You’ve probably taken a lot of these ‘courses’ in all different formats from social media threads and blog posts to resource books and in-person workshops. Let’s not forget book festivals, signings, conventions, vloggers, online research tools, webinars, and writers’ groups. Yes, folks. No matter where you are in the journey of writing, we learn FROM EACH OTHER!

You’ve absorbed quite a lot and there’s more to come. Are you tired? Stressed? Worried? Hungry? Stinky? Frustrated? Panicked?

No matter where you are in your writing journey, you deserve a pause.

If you’re feeling the emotions, you must take a pause. 

You earned yourself time to read a book from your massive TBR pile, sip some beverage of choice, and/or write a review for a fellow author. Maybe you’ve been burning to do some blog posts about what you’ve learned in your journey. It’s time to give back. You may even wish to binge something on tv. Do it. Have you been outside? Considered going to a community event or taking a stroll. Maybe the local library, indie bookstore, or a quaint coffee shop?

Think of something new and different. Seek inspiration, encouragement, and comfort. Make it something that will give you meaningful pause.

For me, I read something new, spend time with my family, disappear into thrift stores, or paint on old windows.

After your pause, come back refreshed and ready to conquer your next thing!

What do you do? How long are your pauses? Add a comment below. I’d love to hear about it.

My Manuscript is a Victim of Distraction

I’ve been working on my manuscript for two years and am currently in my third or 10th draft of revisions. I honestly have lost track. Writing is a tough process, but getting published is way more challenging and painfully heartbreaking. But I haven’t even gotten published yet.

When you come to a stopping point in your writing, you typically take a break to see what everyone else is doing. There are zillions of distractions and temptations, especially on social media.

Every few days, I am tempted to research lit agents or participate in a Twitter pitch contest or something related. However, each of these distractions take me away from my main purpose and goal: To have a complete and polished manuscript.

Temptations come in all different forms to distract you from your writing/revising focus. If they offered free donuts and coffee, I would be screwed.
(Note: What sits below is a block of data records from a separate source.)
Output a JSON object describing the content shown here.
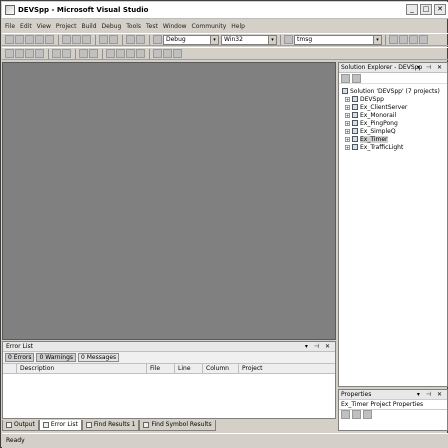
{
  "window": {
    "title": "DEVSpp - Microsoft Visual Studio"
  },
  "title_controls": {
    "minimize": "_",
    "maximize": "□",
    "close": "✕"
  },
  "menu": [
    "File",
    "Edit",
    "View",
    "Project",
    "Build",
    "Debug",
    "Tools",
    "Test",
    "Window",
    "Community",
    "Help"
  ],
  "toolbar": {
    "config_combo": "Debug",
    "platform_combo": "Win32",
    "find_combo": "tmsg"
  },
  "bottom_panel": {
    "title": "Error List",
    "filters": [
      {
        "label": "0 Errors",
        "active": true
      },
      {
        "label": "0 Warnings",
        "active": true
      },
      {
        "label": "0 Messages",
        "active": false
      }
    ],
    "columns": [
      "",
      "Description",
      "File",
      "Line",
      "Column",
      "Project"
    ]
  },
  "bottom_tabs": [
    {
      "label": "Output",
      "active": false
    },
    {
      "label": "Error List",
      "active": true
    },
    {
      "label": "Find Results 1",
      "active": false
    },
    {
      "label": "Find Symbol Results",
      "active": false
    }
  ],
  "solution_explorer": {
    "title": "Solution Explorer - DEVSpp",
    "root": "Solution 'DEVSpp' (7 projects)",
    "items": [
      {
        "label": "DEVSpp",
        "expander": "+",
        "selected": false
      },
      {
        "label": "Ex_ClientServer",
        "expander": "+",
        "selected": false
      },
      {
        "label": "Ex_Monorail",
        "expander": "+",
        "selected": false
      },
      {
        "label": "Ex_PingPong",
        "expander": "+",
        "selected": false
      },
      {
        "label": "Ex_SimpleQ",
        "expander": "+",
        "selected": false
      },
      {
        "label": "Ex_Timer",
        "expander": "+",
        "selected": true
      },
      {
        "label": "Ex_TrafficLight",
        "expander": "+",
        "selected": false
      }
    ]
  },
  "properties": {
    "title": "Properties",
    "object": "Ex_Timer Project Properties"
  },
  "panel_controls": "▾ ⊣ ✕",
  "status": {
    "text": "Ready"
  }
}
Here are some typical questions that may come to your mind when you are feeling tempted:

  • Am I ready to query?
  • Is my MS good enough?
  • Am I missing my big break?
  • Does anyone care about my story?
  • What if I just try it now and see what happens?
  • What have I got to lose?

Stop! Be HONEST with yourself. Are you really ready? Sometimes, you have to pull your head out of the clouds and ask yourself the tough questions. Combat those questions with ways to continue working on your MS:
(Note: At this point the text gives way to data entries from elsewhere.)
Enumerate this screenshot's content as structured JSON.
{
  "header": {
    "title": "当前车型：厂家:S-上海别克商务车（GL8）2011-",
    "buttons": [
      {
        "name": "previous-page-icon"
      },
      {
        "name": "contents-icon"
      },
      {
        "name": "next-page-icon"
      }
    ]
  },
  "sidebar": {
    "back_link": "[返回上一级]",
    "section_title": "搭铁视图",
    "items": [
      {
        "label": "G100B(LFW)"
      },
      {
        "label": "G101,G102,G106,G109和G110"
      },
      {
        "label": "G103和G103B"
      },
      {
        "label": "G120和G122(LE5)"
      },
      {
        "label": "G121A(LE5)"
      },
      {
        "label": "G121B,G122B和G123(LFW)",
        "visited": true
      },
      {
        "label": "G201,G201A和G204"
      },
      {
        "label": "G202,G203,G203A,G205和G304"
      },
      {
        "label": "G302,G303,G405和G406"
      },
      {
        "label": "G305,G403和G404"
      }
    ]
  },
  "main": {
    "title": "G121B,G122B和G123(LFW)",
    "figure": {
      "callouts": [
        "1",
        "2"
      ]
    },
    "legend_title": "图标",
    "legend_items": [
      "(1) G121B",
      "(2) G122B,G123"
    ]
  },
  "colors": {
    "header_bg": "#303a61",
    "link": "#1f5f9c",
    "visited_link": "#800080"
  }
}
  • What is your story goal?
  • What does my main character want? What does my main character need?
  • Why is my character reacting like that? What fuels him/her? What is their motivation?
  • What is my word count?
  • Do I have a plot? Is there tension, conflict?
  • Who is the antagonist?
  • Do my characters have bios?
  • Have I checked for overused/unnecessary words? Should I check for crutch words?
  • What does my CP think? Do I even have a CP?
  • Have I received all feedback from my beta readers? (Tip: make sure you have objective beta readers, not just friends who will tell you what you hope to hear.)
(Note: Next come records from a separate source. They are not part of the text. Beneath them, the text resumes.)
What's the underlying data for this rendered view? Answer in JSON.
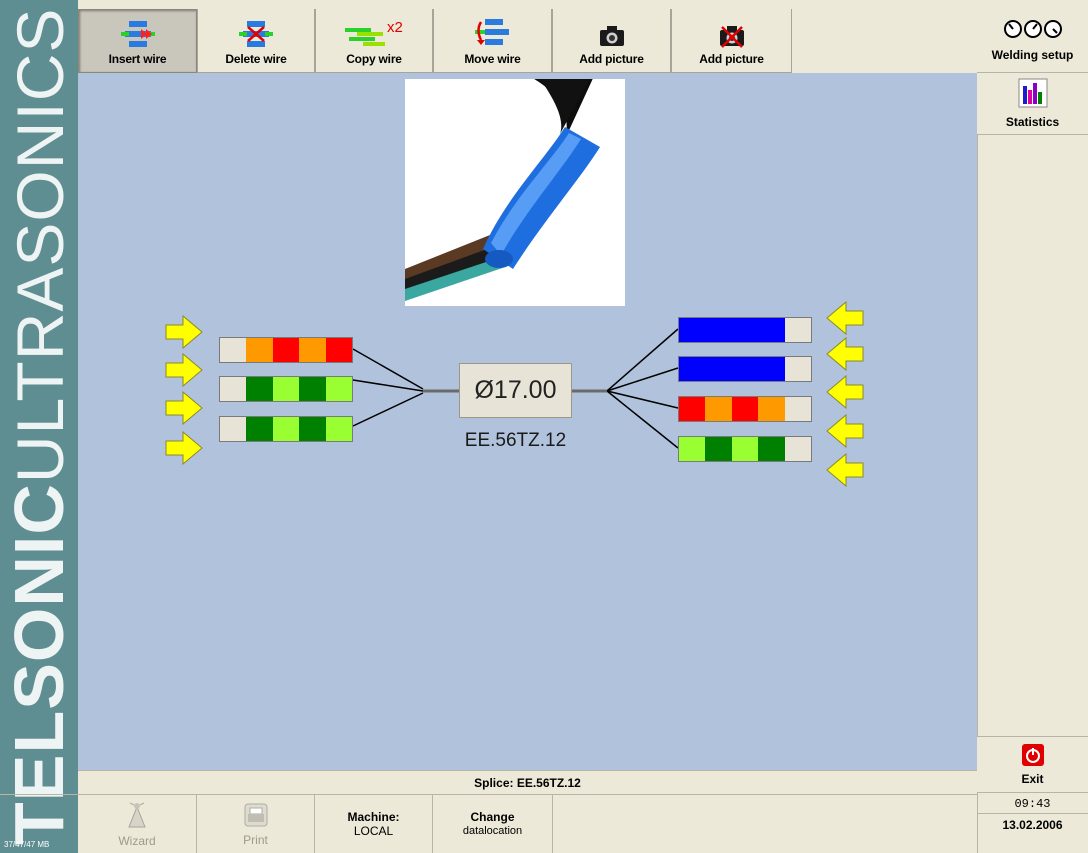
{
  "brand": {
    "bold": "TELSONIC",
    "light": "ULTRASONICS",
    "memory": "37/47/47 MB"
  },
  "toolbar": [
    {
      "id": "insert",
      "label": "Insert wire",
      "icon": "insert-wire-icon",
      "active": true
    },
    {
      "id": "delete",
      "label": "Delete wire",
      "icon": "delete-wire-icon",
      "active": false
    },
    {
      "id": "copy",
      "label": "Copy wire",
      "icon": "copy-wire-icon",
      "active": false
    },
    {
      "id": "move",
      "label": "Move wire",
      "icon": "move-wire-icon",
      "active": false
    },
    {
      "id": "add_picture",
      "label": "Add picture",
      "icon": "camera-icon",
      "active": false
    },
    {
      "id": "remove_picture",
      "label": "Add picture",
      "icon": "camera-remove-icon",
      "active": false
    }
  ],
  "copy_badge": "x2",
  "right_panel": {
    "welding_setup": "Welding setup",
    "statistics": "Statistics",
    "exit": "Exit",
    "time": "09:43",
    "date": "13.02.2006"
  },
  "splice": {
    "diameter": "Ø17.00",
    "id": "EE.56TZ.12",
    "left_wires": [
      {
        "colors": [
          "#e7e3d6",
          "#ff9900",
          "#ff0000",
          "#ff9900",
          "#ff0000"
        ]
      },
      {
        "colors": [
          "#e7e3d6",
          "#008000",
          "#99ff33",
          "#008000",
          "#99ff33"
        ]
      },
      {
        "colors": [
          "#e7e3d6",
          "#008000",
          "#99ff33",
          "#008000",
          "#99ff33"
        ]
      }
    ],
    "right_wires": [
      {
        "colors": [
          "#0000ff",
          "#0000ff",
          "#0000ff",
          "#0000ff",
          "#e7e3d6"
        ]
      },
      {
        "colors": [
          "#0000ff",
          "#0000ff",
          "#0000ff",
          "#0000ff",
          "#e7e3d6"
        ]
      },
      {
        "colors": [
          "#ff0000",
          "#ff9900",
          "#ff0000",
          "#ff9900",
          "#e7e3d6"
        ]
      },
      {
        "colors": [
          "#99ff33",
          "#008000",
          "#99ff33",
          "#008000",
          "#e7e3d6"
        ]
      }
    ],
    "left_arrow_count": 4,
    "right_arrow_count": 5
  },
  "status": {
    "splice_label": "Splice: EE.56TZ.12"
  },
  "bottom": {
    "wizard": "Wizard",
    "print": "Print",
    "machine_label": "Machine:",
    "machine_value": "LOCAL",
    "change_line1": "Change",
    "change_line2": "datalocation"
  },
  "colors": {
    "canvas": "#b1c3dc",
    "brand": "#5e8e91",
    "arrow": "#ffff00"
  }
}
During my process, which is always going to be a process, I found some great resources to link to:

Writer’s Digest

Better Novel Project

Helping Writers Become Authors by K.M. Weiland

If you know of any other resources, which there are tons, please let me know!

However, for all those seeking temptation and information, here are a few Twitter Pitch Contests/Resources to know about for your future (in no particular order):







…and there are SO MANY MORE…check out Carissa Taylor’s Blog for a massive list. Pitch Contest Calendar.